Andrea returned home while Gilbert was deciding whether to disenroll her or to put her on probation. Then in July, the Prasses received a call from his office: Andrea had 48 hours to report back to the academy. Gilbert had decided on disenrollment. The Prasses immediately appealed that decision with then-superintendent Lieutenant General John Dallager (who has since been reassigned and demoted in the wake of the rape scandal).
While her appeal was under way, Andrea was ordered to remain on campus, where she shelved books in the library. The academy also moved her to Squadron 41, the disciplinary quarters, where she was placed in a room between a drug user and a male cadet who had been found guilty of downloading child porn. The real indignity, though, was having to wear shoulder boards indicating that she had no rank.
Academy officials refused to discuss Andrea's case with Carol, so she went to the Milwaukee Journal Sentinel, which published an article about Andrea's situation on July 21. The academy let Andrea go home the next day. Since then, several other news organizations have picked up the story, including the New York Times, the L.A. Times, the Chicago Tribune, the Associated Press and CBS Evening News.
In January 2003, the Prasses were contacted by a Colorado Springs Gazette reporter who'd been leaked the results of the inspector general's investigation, which had found that every claim they'd made about the mishandling of Andrea's case and Gilbert's role in it was unsubstantiated. "I was like, 'What?' Do they contact me? Do they contact my congressmen? No, they call this reporter," Carol says.
To get the report, Carol had to file a formal request under the Freedom of Information Act; she was told that it would be April before she'd receive it. Meanwhile, Carol's Wisconsin congressmen, who were aware of Andrea's case from the beginning, had been calling and writing to the Air Force secretary.

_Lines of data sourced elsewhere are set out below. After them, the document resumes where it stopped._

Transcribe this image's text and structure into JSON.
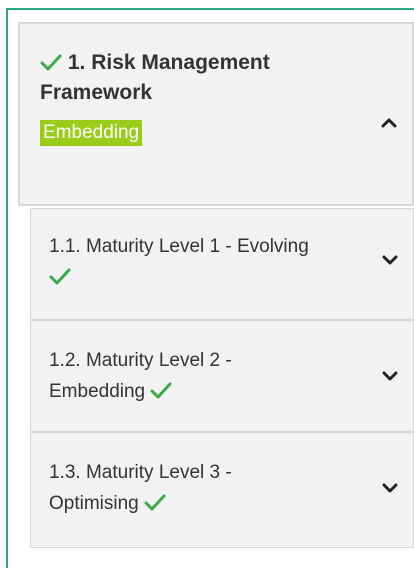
{
  "section": {
    "number_title": "1. Risk Management Framework",
    "title_line1": "1. Risk Management",
    "title_line2": "Framework",
    "status_badge": "Embedding",
    "expanded": true
  },
  "subsections": [
    {
      "line1": "1.1. Maturity Level 1 - Evolving",
      "line2": "",
      "completed": true
    },
    {
      "line1": "1.2. Maturity Level 2 -",
      "line2": "Embedding",
      "completed": true
    },
    {
      "line1": "1.3. Maturity Level 3 -",
      "line2": "Optimising",
      "completed": true
    }
  ],
  "colors": {
    "accent_green": "#2eaa78",
    "check_green": "#3aaa46",
    "badge_bg": "#9acd1a",
    "panel_bg": "#f2f2f2"
  },
  "icons": {
    "check": "checkmark-icon",
    "collapse": "chevron-up-icon",
    "expand": "chevron-down-icon"
  }
}
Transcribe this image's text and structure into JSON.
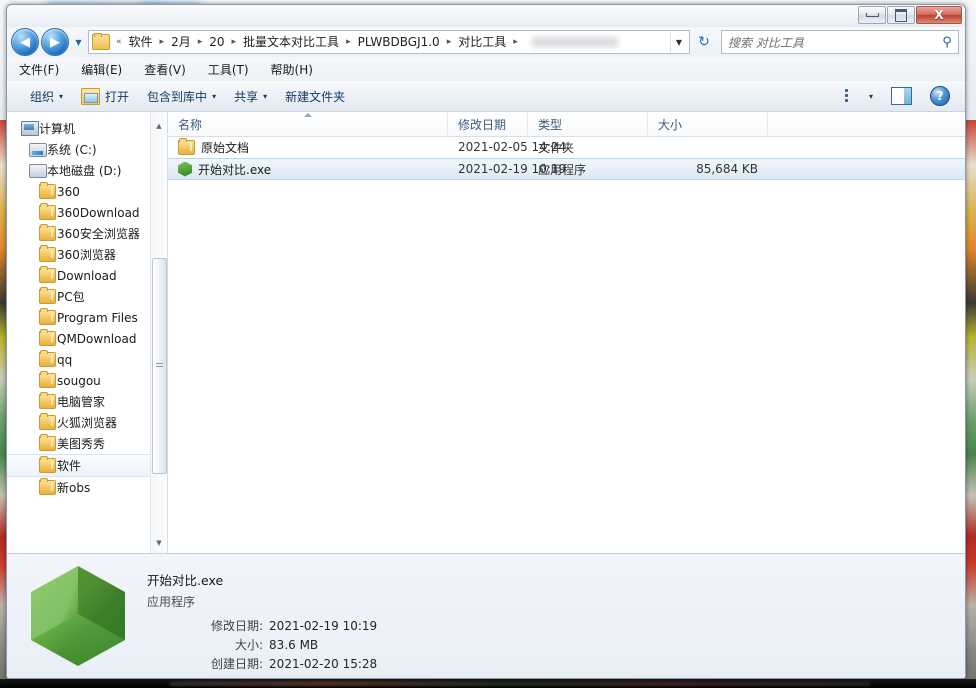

The Prasses finally heard from Dallager in February, when he called with an offer: Andrea could return to the academy and serve six months' probation under Gilbert's supervision -- as long as she admitted to lying about having drawn the engine liner. If she successfully completed the probation, she could receive her diploma. The Prasses rejected the offer. "I said I would never take probation for this," Andrea says. "At the end of it, I'd have to turn myself in for lying, because it would have been a lie to admit to something I didn't do."
April brought no IG report, but Dallager came back with three more offers: The Prasses could pay the government the $129,000 cost of Andrea's education; Andrea could do six months' probation; or she could be disenrolled, serve six months' enlisted time and then reapply to the academy. If the academy readmitted her, she could graduate, get her commission and go on to pilot school; if the academy denied her second application, she'd be honorably discharged, granted her degree and made to pay back five-sixths of $129,000. The Prasses rejected these offers, too.
At the end of May, as their appeal made its way to the secretary of the Air Force, the Prasses finally received the IG report, which cleared Gilbert of all wrongdoing. To Carol, it appeared as if only selective pieces of evidence were referenced to make Andrea look bad. The course syllabus, which explained that students could use any and all outside work for the project, wasn't even cited.
Gilbert had told the IG that Andrea's "attempt to deceive her classmates by lying, to perhaps get a little additional credit for work that she didn't do, did not bode well for someone we were going to turn loose on the Air Force in eight days."
He also denied that what Andrea went through with Matt constituted harassment. "Gilbert said the conclusion of the investigation was that 'they don't get along, they fight like cats and dogs, but there's no harassment here,'" the report states. And her AOC, Major Meyer, practically faulted Andrea for getting herself into the whole honor mess. "Did I use the term that...it was her fault? I don't remember saying that specifically, but I might have alluded to it, saying that, you know, this whole thing is more or less your fault because, you know, if you would've ever just clarified yourself in a way, it would've never went to a board, it wouldn't ever have gotten this far."
More than a year after she should have graduated, Andrea, now 23 and still technically a cadet, waits to learn the outcome of her case, which rests with the Air Force secretary. For a long time after returning to her parents' house a year ago this week, she was so depressed that she rarely turned off the television or left the couch. Now she's finally starting to get on with her life, volunteering for the local fire department and trying not to be bitter.